(DATASET)
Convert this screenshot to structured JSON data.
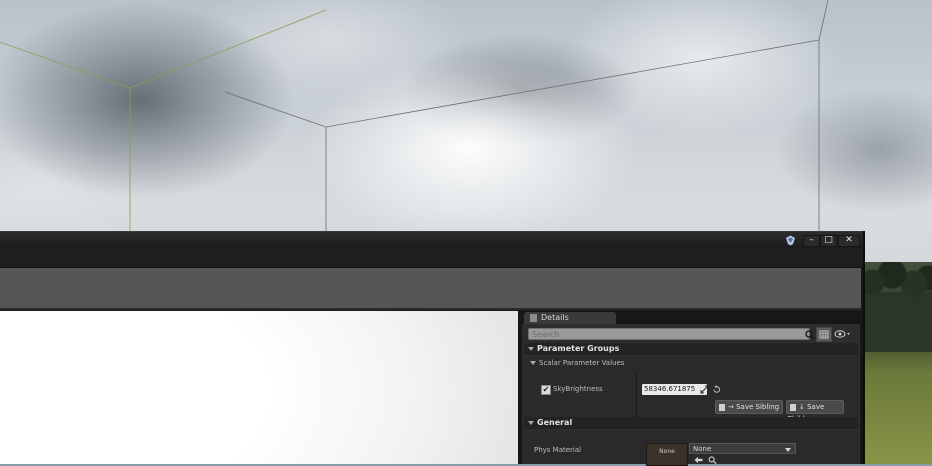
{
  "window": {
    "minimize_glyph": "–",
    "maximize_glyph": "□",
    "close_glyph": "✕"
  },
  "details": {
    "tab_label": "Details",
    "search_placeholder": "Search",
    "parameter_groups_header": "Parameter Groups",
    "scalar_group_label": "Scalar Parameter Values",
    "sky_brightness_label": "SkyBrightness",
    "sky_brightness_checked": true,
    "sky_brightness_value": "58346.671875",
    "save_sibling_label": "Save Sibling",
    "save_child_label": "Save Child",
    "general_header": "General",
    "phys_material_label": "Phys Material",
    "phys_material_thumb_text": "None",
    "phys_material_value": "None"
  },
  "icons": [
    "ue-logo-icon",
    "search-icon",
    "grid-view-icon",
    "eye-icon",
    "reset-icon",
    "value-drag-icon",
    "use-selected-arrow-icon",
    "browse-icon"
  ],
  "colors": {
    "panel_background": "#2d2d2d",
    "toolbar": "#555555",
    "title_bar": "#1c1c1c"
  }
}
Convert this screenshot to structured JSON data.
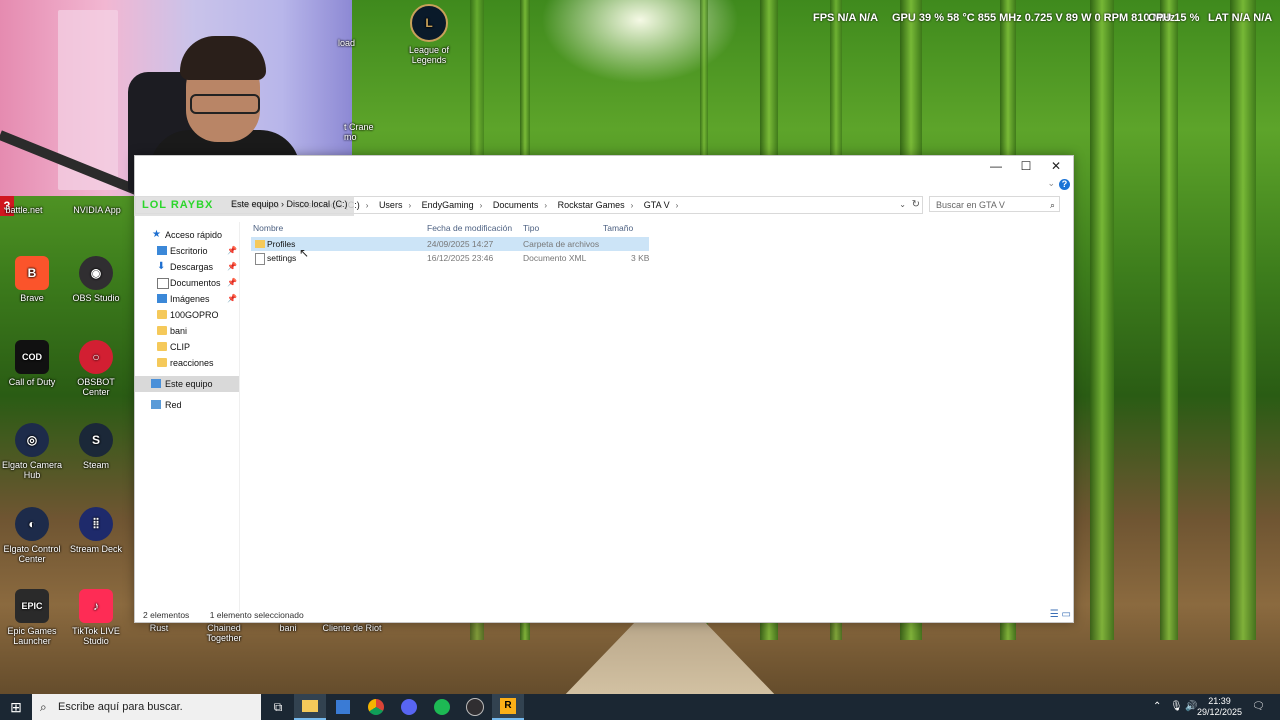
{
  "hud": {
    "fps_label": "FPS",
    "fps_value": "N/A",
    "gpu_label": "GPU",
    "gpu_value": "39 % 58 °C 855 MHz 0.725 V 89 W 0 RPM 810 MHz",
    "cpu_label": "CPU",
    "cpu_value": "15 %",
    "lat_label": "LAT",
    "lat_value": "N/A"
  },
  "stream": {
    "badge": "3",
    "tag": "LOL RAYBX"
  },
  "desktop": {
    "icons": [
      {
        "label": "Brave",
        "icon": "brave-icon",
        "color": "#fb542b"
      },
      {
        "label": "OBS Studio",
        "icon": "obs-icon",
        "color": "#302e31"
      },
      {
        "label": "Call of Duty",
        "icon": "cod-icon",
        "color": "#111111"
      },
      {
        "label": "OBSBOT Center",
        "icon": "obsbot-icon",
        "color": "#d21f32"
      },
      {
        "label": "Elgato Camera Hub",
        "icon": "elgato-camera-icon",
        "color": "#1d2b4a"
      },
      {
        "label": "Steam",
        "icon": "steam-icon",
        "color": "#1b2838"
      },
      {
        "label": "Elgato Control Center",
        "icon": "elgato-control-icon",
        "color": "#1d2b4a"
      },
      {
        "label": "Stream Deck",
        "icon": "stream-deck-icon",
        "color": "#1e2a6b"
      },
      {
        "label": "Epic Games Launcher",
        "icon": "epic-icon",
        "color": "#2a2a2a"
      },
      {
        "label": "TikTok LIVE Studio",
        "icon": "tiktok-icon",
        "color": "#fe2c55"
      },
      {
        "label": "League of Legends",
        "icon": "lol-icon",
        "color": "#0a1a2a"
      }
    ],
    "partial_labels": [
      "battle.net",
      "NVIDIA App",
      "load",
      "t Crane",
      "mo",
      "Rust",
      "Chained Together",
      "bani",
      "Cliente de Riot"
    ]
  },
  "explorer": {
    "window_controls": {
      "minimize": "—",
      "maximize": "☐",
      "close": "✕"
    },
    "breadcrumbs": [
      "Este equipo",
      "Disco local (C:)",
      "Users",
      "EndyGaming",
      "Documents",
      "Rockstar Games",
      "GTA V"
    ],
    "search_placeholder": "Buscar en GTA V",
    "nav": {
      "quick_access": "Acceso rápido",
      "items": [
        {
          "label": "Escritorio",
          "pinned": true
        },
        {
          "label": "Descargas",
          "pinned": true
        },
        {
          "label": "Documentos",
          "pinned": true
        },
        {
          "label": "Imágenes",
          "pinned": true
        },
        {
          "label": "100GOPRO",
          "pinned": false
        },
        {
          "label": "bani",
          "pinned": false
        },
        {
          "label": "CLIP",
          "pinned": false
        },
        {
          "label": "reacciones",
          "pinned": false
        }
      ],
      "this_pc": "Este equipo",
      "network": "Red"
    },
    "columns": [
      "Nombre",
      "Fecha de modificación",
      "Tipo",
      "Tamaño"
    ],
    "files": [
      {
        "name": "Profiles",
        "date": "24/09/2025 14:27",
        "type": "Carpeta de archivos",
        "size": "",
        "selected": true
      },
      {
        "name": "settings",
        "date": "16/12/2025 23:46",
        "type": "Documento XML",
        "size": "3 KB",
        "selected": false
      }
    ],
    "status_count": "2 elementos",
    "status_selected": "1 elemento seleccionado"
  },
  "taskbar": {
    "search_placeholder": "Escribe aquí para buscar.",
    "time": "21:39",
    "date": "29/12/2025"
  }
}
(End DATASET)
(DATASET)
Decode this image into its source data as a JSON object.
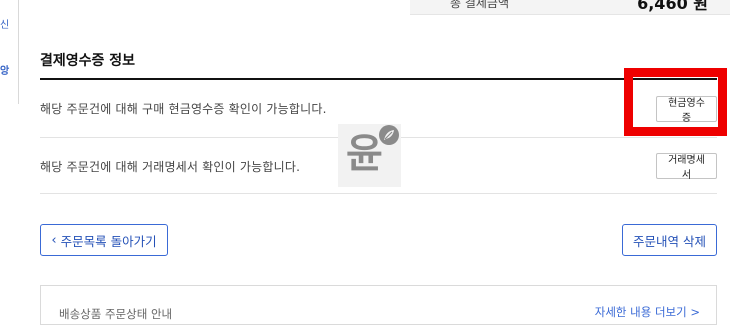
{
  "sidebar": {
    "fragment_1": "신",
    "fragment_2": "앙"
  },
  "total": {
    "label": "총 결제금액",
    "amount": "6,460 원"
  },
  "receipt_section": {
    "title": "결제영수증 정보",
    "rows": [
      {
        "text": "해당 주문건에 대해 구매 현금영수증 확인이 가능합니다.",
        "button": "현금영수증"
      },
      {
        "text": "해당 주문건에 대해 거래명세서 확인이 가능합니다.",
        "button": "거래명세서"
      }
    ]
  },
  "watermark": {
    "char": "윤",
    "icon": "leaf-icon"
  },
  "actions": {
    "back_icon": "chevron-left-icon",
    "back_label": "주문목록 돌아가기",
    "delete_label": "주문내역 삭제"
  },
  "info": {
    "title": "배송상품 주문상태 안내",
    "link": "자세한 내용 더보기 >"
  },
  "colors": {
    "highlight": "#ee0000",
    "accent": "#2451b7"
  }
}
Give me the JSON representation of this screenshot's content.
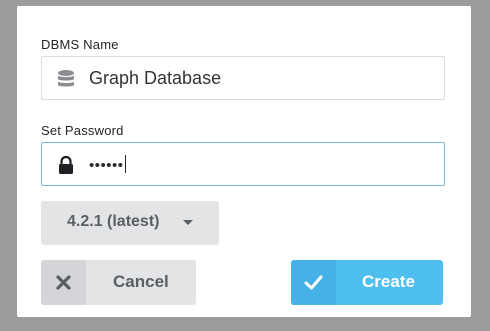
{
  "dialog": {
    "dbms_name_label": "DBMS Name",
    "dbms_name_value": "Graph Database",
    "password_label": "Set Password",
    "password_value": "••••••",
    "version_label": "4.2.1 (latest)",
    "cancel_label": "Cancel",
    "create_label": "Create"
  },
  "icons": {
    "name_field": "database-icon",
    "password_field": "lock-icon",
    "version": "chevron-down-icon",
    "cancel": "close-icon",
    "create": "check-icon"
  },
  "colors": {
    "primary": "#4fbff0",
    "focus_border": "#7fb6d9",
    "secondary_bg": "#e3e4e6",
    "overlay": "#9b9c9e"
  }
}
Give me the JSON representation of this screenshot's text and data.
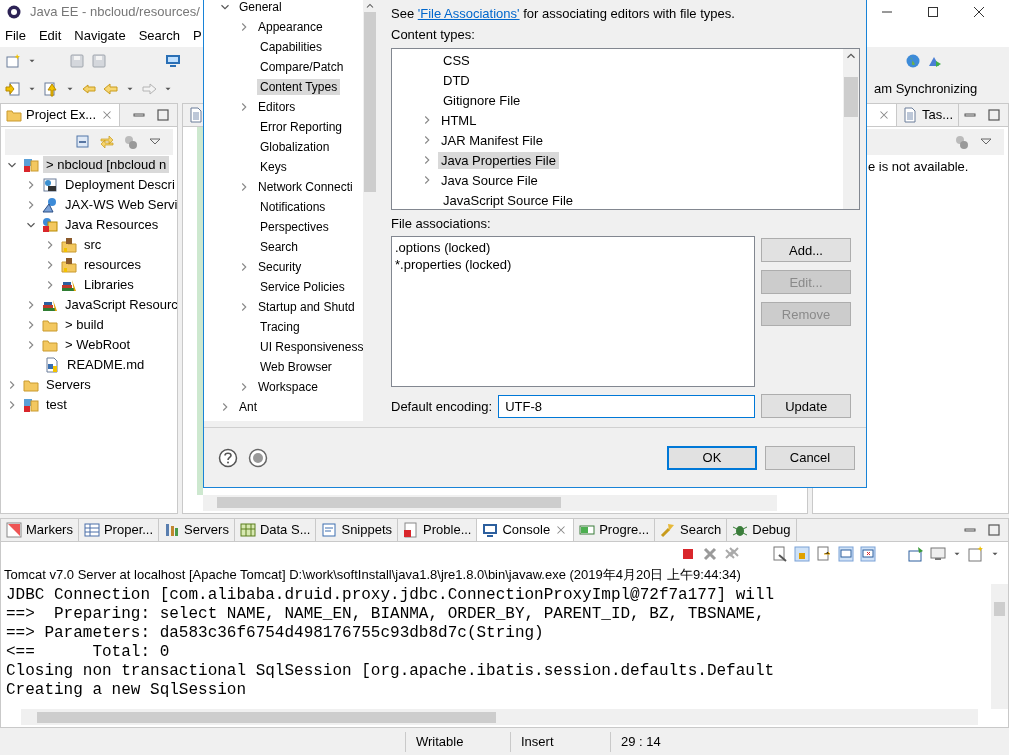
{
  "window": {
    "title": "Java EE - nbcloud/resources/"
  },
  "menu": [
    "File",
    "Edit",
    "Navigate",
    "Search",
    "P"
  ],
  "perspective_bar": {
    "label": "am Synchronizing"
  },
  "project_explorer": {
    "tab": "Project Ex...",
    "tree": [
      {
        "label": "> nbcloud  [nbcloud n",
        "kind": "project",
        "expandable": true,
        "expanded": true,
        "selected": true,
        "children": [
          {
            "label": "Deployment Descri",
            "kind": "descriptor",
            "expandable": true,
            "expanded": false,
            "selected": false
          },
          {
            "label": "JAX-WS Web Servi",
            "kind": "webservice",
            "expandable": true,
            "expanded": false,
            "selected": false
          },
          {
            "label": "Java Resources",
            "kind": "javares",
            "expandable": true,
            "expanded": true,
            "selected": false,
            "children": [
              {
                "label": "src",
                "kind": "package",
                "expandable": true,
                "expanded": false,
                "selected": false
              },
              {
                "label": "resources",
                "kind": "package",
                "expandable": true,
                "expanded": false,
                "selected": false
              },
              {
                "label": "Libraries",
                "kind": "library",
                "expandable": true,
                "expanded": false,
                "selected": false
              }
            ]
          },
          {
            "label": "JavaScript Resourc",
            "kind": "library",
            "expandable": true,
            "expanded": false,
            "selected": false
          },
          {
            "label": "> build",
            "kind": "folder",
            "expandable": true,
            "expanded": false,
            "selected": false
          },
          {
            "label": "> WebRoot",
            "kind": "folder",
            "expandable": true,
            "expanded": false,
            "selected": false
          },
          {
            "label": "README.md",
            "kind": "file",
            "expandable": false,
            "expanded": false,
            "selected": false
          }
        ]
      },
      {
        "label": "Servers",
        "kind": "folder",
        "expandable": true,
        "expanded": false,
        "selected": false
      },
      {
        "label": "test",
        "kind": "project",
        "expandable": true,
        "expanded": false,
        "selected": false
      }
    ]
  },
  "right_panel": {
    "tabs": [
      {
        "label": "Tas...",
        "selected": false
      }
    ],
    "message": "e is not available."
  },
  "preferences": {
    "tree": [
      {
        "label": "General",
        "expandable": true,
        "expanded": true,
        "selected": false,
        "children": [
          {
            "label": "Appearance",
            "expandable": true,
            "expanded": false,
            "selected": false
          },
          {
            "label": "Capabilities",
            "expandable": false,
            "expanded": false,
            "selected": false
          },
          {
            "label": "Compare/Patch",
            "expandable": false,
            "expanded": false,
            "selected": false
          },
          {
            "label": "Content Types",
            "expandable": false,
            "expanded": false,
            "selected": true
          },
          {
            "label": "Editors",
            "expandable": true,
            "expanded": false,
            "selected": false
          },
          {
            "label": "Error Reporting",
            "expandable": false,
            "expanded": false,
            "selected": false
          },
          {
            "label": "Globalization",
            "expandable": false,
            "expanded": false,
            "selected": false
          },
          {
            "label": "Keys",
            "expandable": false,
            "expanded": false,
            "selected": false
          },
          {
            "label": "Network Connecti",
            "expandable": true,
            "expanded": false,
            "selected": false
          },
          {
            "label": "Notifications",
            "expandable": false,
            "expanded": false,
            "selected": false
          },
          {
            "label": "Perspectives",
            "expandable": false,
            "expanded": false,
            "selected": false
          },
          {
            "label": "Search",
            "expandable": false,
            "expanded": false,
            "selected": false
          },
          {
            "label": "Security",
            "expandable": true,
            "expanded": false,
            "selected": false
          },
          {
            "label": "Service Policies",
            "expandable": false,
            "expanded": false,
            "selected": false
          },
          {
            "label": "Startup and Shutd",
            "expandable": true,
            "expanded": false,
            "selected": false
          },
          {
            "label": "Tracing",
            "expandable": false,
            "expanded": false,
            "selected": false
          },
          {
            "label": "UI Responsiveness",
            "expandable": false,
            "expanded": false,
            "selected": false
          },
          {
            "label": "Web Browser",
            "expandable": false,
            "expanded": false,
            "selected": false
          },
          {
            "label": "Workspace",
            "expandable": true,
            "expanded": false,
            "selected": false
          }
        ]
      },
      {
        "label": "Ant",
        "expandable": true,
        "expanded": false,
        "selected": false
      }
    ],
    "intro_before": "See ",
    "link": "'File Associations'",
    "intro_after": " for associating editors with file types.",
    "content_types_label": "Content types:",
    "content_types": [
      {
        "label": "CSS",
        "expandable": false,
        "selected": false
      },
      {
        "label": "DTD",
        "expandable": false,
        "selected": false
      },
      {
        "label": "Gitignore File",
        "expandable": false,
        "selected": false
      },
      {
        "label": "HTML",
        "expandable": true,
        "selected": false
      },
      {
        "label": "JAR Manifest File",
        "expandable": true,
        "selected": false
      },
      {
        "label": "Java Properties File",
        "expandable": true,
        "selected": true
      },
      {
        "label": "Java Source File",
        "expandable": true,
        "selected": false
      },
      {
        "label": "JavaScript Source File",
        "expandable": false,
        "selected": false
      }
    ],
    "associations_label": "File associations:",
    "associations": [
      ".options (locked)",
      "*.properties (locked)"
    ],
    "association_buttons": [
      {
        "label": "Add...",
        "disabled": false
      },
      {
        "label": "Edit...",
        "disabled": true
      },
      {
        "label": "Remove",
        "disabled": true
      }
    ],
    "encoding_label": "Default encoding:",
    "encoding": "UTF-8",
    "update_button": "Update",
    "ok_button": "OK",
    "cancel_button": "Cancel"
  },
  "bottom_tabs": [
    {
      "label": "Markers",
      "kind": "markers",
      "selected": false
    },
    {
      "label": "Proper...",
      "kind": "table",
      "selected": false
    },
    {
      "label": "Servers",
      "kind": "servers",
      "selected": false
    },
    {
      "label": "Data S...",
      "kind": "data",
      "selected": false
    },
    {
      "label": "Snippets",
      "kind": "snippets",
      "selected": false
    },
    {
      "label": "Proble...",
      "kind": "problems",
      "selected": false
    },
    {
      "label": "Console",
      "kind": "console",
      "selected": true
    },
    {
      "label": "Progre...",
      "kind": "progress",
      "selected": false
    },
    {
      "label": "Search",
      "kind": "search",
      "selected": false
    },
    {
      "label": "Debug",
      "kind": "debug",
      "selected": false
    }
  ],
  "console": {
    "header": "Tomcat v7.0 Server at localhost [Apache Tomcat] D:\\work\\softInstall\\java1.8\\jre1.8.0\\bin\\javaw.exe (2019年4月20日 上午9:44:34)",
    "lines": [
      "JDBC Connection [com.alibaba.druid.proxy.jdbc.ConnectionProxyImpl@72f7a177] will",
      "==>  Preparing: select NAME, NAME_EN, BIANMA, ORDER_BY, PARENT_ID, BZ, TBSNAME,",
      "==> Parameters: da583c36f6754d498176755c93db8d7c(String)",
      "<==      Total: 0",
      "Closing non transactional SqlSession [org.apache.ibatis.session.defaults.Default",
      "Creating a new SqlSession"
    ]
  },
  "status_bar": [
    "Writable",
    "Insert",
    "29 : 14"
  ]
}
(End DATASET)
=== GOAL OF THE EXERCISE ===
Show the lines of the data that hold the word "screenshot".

=== REPLY TO THE EXERCISE ===
Convert this screenshot to structured JSON data.
Convert this screenshot to structured JSON data.
Give me the JSON representation of this screenshot's content.
Give me the JSON representation of this screenshot's text and data.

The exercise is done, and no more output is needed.